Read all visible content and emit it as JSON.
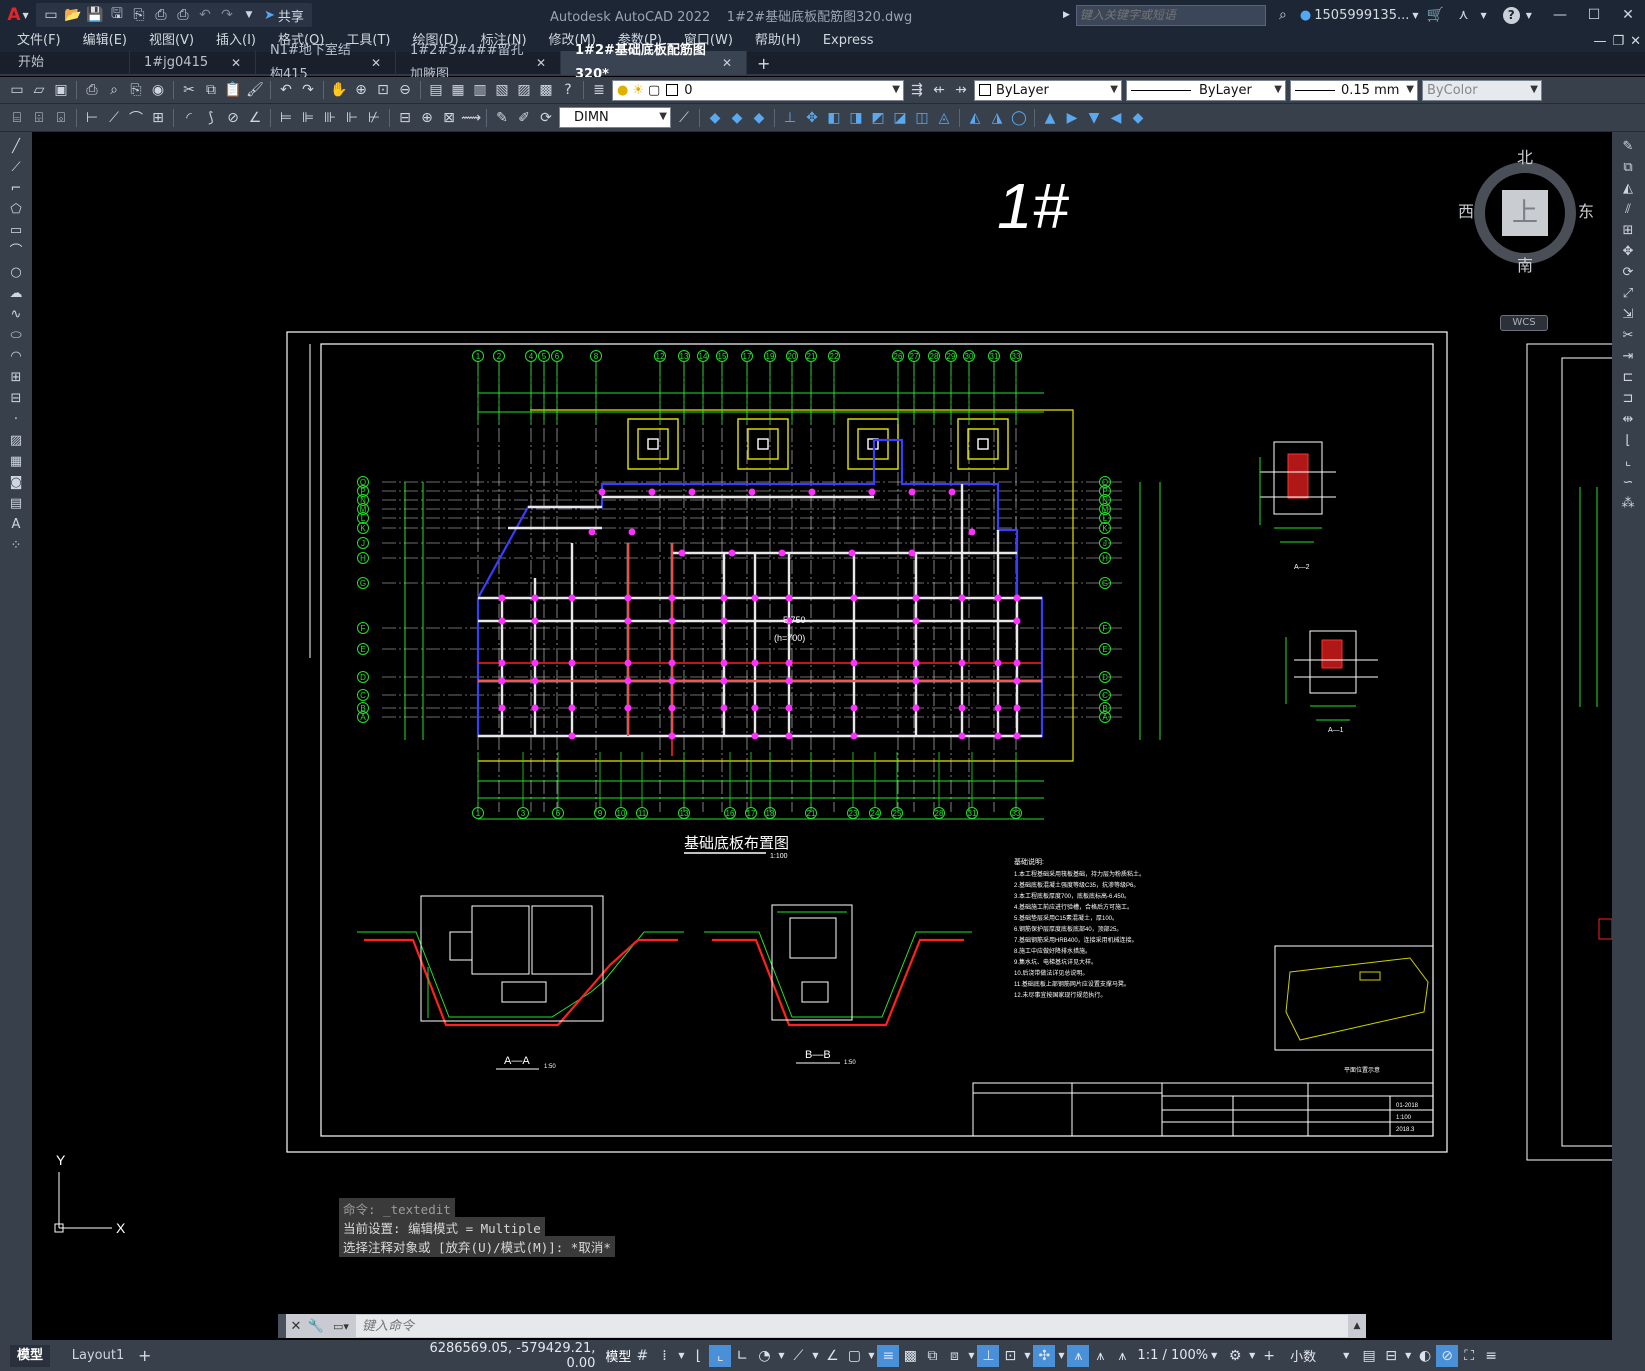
{
  "app": {
    "title": "Autodesk AutoCAD 2022",
    "filename": "1#2#基础底板配筋图320.dwg",
    "share_label": "共享",
    "search_placeholder": "键入关键字或短语",
    "user": "1505999135...",
    "brand_color": "#e0262b"
  },
  "menu": [
    "文件(F)",
    "编辑(E)",
    "视图(V)",
    "插入(I)",
    "格式(O)",
    "工具(T)",
    "绘图(D)",
    "标注(N)",
    "修改(M)",
    "参数(P)",
    "窗口(W)",
    "帮助(H)",
    "Express"
  ],
  "tabs": [
    {
      "label": "开始",
      "closable": false,
      "active": false
    },
    {
      "label": "1#jg0415",
      "closable": true,
      "active": false
    },
    {
      "label": "N1#地下室结构415",
      "closable": true,
      "active": false
    },
    {
      "label": "1#2#3#4##留孔加腋图",
      "closable": true,
      "active": false
    },
    {
      "label": "1#2#基础底板配筋图320*",
      "closable": true,
      "active": true
    }
  ],
  "properties": {
    "layer": "0",
    "color": "ByLayer",
    "linetype": "ByLayer",
    "lineweight": "0.15 mm",
    "plotstyle": "ByColor",
    "dimstyle": "DIMN"
  },
  "viewcube": {
    "north": "北",
    "south": "南",
    "east": "东",
    "west": "西",
    "top": "上",
    "ucs": "WCS"
  },
  "drawing": {
    "sheet_number": "1#",
    "plan_title": "基础底板布置图",
    "plan_scale": "1:100",
    "section_aa": "A—A",
    "section_bb": "B—B",
    "section_scale": "1:50",
    "sub_section_1": "A—1",
    "sub_section_2": "A—2",
    "elevation_note": "-5.750",
    "thickness_note": "(h=700)",
    "notes_title": "基础说明:",
    "notes": [
      "1.本工程基础采用筏板基础，持力层为粉质粘土。",
      "2.基础底板混凝土强度等级C35，抗渗等级P6。",
      "3.本工程底板厚度700，底板底标高-6.450。",
      "4.基础施工前应进行验槽，合格后方可施工。",
      "5.基础垫层采用C15素混凝土，厚100。",
      "6.钢筋保护层厚度底板底部40，顶部25。",
      "7.基础钢筋采用HRB400，连接采用机械连接。",
      "8.施工中应做好降排水措施。",
      "9.集水坑、电梯基坑详见大样。",
      "10.后浇带做法详见总说明。",
      "11.基础底板上部钢筋网片应设置支撑马凳。",
      "12.未尽事宜按国家现行规范执行。"
    ],
    "keyplan_label": "平面位置示意",
    "title_block": {
      "drawing_no": "01-2018",
      "scale": "1:100",
      "date": "2018.3"
    }
  },
  "command": {
    "history": [
      "命令: _textedit",
      "当前设置: 编辑模式 = Multiple",
      "选择注释对象或 [放弃(U)/模式(M)]: *取消*"
    ],
    "placeholder": "键入命令"
  },
  "layouts": [
    "模型",
    "Layout1"
  ],
  "status": {
    "coords": "6286569.05, -579429.21, 0.00",
    "model": "模型",
    "annotation_scale": "1:1 / 100%",
    "units": "小数"
  },
  "axis_top": [
    "1",
    "2",
    "4",
    "5",
    "6",
    "8",
    "12",
    "13",
    "14",
    "15",
    "17",
    "19",
    "20",
    "21",
    "22",
    "26",
    "27",
    "28",
    "29",
    "30",
    "31",
    "33"
  ],
  "axis_bottom": [
    "1",
    "3",
    "6",
    "9",
    "10",
    "11",
    "13",
    "16",
    "17",
    "18",
    "21",
    "23",
    "24",
    "25",
    "28",
    "31",
    "33"
  ],
  "axis_rows_left": [
    "Q",
    "P",
    "N",
    "M",
    "L",
    "K",
    "J",
    "H",
    "G",
    "F",
    "E",
    "D",
    "C",
    "B",
    "A"
  ]
}
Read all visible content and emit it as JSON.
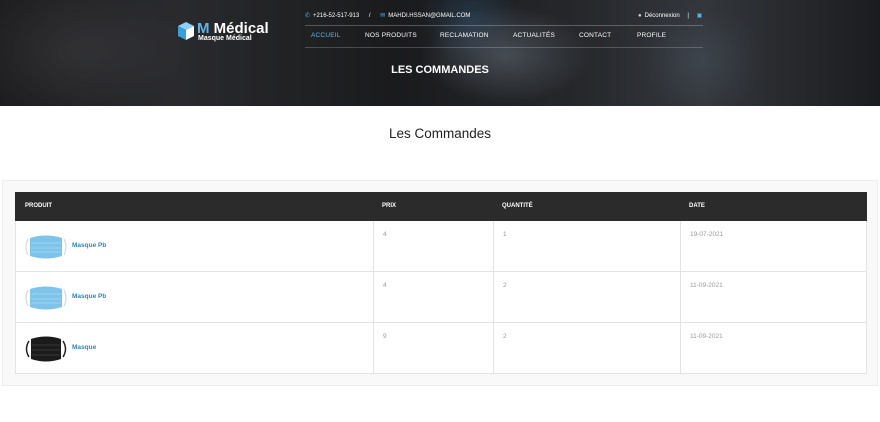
{
  "brand": {
    "title_m": "M",
    "title_rest": " Médical",
    "subtitle": "Masque Médical",
    "accent": "#5fb4e8"
  },
  "topbar": {
    "phone": "+216-52-517-913",
    "phone_icon": "phone-icon",
    "separator": "/",
    "email": "MAHDI.HSSAN@GMAIL.COM",
    "email_icon": "envelope-icon",
    "logout": "Déconnexion",
    "logout_icon": "lock-icon",
    "cart_icon": "cart-icon"
  },
  "nav": {
    "items": [
      {
        "label": "ACCUEIL",
        "active": true
      },
      {
        "label": "NOS PRODUITS",
        "active": false
      },
      {
        "label": "RECLAMATION",
        "active": false
      },
      {
        "label": "ACTUALITÉS",
        "active": false
      },
      {
        "label": "CONTACT",
        "active": false
      },
      {
        "label": "PROFILE",
        "active": false
      }
    ]
  },
  "hero": {
    "title": "LES COMMANDES"
  },
  "section": {
    "title": "Les Commandes"
  },
  "table": {
    "headers": {
      "product": "PRODUIT",
      "price": "PRIX",
      "quantity": "QUANTITÉ",
      "date": "DATE"
    },
    "rows": [
      {
        "product": "Masque Pb",
        "price": "4",
        "quantity": "1",
        "date": "19-07-2021",
        "image": "blue-mask"
      },
      {
        "product": "Masque Pb",
        "price": "4",
        "quantity": "2",
        "date": "11-09-2021",
        "image": "blue-mask"
      },
      {
        "product": "Masque",
        "price": "9",
        "quantity": "2",
        "date": "11-09-2021",
        "image": "black-mask"
      }
    ]
  }
}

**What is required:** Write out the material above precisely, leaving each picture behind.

**Problem solution:**
Read all visible content and emit it as JSON.
{
  "app": {
    "title": "Autodesk AutoCAD 2022",
    "filename": "1#2#基础底板配筋图320.dwg",
    "share_label": "共享",
    "search_placeholder": "键入关键字或短语",
    "user": "1505999135...",
    "brand_color": "#e0262b"
  },
  "menu": [
    "文件(F)",
    "编辑(E)",
    "视图(V)",
    "插入(I)",
    "格式(O)",
    "工具(T)",
    "绘图(D)",
    "标注(N)",
    "修改(M)",
    "参数(P)",
    "窗口(W)",
    "帮助(H)",
    "Express"
  ],
  "tabs": [
    {
      "label": "开始",
      "closable": false,
      "active": false
    },
    {
      "label": "1#jg0415",
      "closable": true,
      "active": false
    },
    {
      "label": "N1#地下室结构415",
      "closable": true,
      "active": false
    },
    {
      "label": "1#2#3#4##留孔加腋图",
      "closable": true,
      "active": false
    },
    {
      "label": "1#2#基础底板配筋图320*",
      "closable": true,
      "active": true
    }
  ],
  "properties": {
    "layer": "0",
    "color": "ByLayer",
    "linetype": "ByLayer",
    "lineweight": "0.15 mm",
    "plotstyle": "ByColor",
    "dimstyle": "DIMN"
  },
  "viewcube": {
    "north": "北",
    "south": "南",
    "east": "东",
    "west": "西",
    "top": "上",
    "ucs": "WCS"
  },
  "drawing": {
    "sheet_number": "1#",
    "plan_title": "基础底板布置图",
    "plan_scale": "1:100",
    "section_aa": "A—A",
    "section_bb": "B—B",
    "section_scale": "1:50",
    "sub_section_1": "A—1",
    "sub_section_2": "A—2",
    "elevation_note": "-5.750",
    "thickness_note": "(h=700)",
    "notes_title": "基础说明:",
    "notes": [
      "1.本工程基础采用筏板基础，持力层为粉质粘土。",
      "2.基础底板混凝土强度等级C35，抗渗等级P6。",
      "3.本工程底板厚度700，底板底标高-6.450。",
      "4.基础施工前应进行验槽，合格后方可施工。",
      "5.基础垫层采用C15素混凝土，厚100。",
      "6.钢筋保护层厚度底板底部40，顶部25。",
      "7.基础钢筋采用HRB400，连接采用机械连接。",
      "8.施工中应做好降排水措施。",
      "9.集水坑、电梯基坑详见大样。",
      "10.后浇带做法详见总说明。",
      "11.基础底板上部钢筋网片应设置支撑马凳。",
      "12.未尽事宜按国家现行规范执行。"
    ],
    "keyplan_label": "平面位置示意",
    "title_block": {
      "drawing_no": "01-2018",
      "scale": "1:100",
      "date": "2018.3"
    }
  },
  "command": {
    "history": [
      "命令: _textedit",
      "当前设置: 编辑模式 = Multiple",
      "选择注释对象或 [放弃(U)/模式(M)]: *取消*"
    ],
    "placeholder": "键入命令"
  },
  "layouts": [
    "模型",
    "Layout1"
  ],
  "status": {
    "coords": "6286569.05, -579429.21, 0.00",
    "model": "模型",
    "annotation_scale": "1:1 / 100%",
    "units": "小数"
  },
  "axis_top": [
    "1",
    "2",
    "4",
    "5",
    "6",
    "8",
    "12",
    "13",
    "14",
    "15",
    "17",
    "19",
    "20",
    "21",
    "22",
    "26",
    "27",
    "28",
    "29",
    "30",
    "31",
    "33"
  ],
  "axis_bottom": [
    "1",
    "3",
    "6",
    "9",
    "10",
    "11",
    "13",
    "16",
    "17",
    "18",
    "21",
    "23",
    "24",
    "25",
    "28",
    "31",
    "33"
  ],
  "axis_rows_left": [
    "Q",
    "P",
    "N",
    "M",
    "L",
    "K",
    "J",
    "H",
    "G",
    "F",
    "E",
    "D",
    "C",
    "B",
    "A"
  ]
}
Read all visible content and emit it as JSON.
{
  "brand": {
    "title_m": "M",
    "title_rest": " Médical",
    "subtitle": "Masque Médical",
    "accent": "#5fb4e8"
  },
  "topbar": {
    "phone": "+216-52-517-913",
    "phone_icon": "phone-icon",
    "separator": "/",
    "email": "MAHDI.HSSAN@GMAIL.COM",
    "email_icon": "envelope-icon",
    "logout": "Déconnexion",
    "logout_icon": "lock-icon",
    "cart_icon": "cart-icon"
  },
  "nav": {
    "items": [
      {
        "label": "ACCUEIL",
        "active": true
      },
      {
        "label": "NOS PRODUITS",
        "active": false
      },
      {
        "label": "RECLAMATION",
        "active": false
      },
      {
        "label": "ACTUALITÉS",
        "active": false
      },
      {
        "label": "CONTACT",
        "active": false
      },
      {
        "label": "PROFILE",
        "active": false
      }
    ]
  },
  "hero": {
    "title": "LES COMMANDES"
  },
  "section": {
    "title": "Les Commandes"
  },
  "table": {
    "headers": {
      "product": "PRODUIT",
      "price": "PRIX",
      "quantity": "QUANTITÉ",
      "date": "DATE"
    },
    "rows": [
      {
        "product": "Masque Pb",
        "price": "4",
        "quantity": "1",
        "date": "19-07-2021",
        "image": "blue-mask"
      },
      {
        "product": "Masque Pb",
        "price": "4",
        "quantity": "2",
        "date": "11-09-2021",
        "image": "blue-mask"
      },
      {
        "product": "Masque",
        "price": "9",
        "quantity": "2",
        "date": "11-09-2021",
        "image": "black-mask"
      }
    ]
  }
}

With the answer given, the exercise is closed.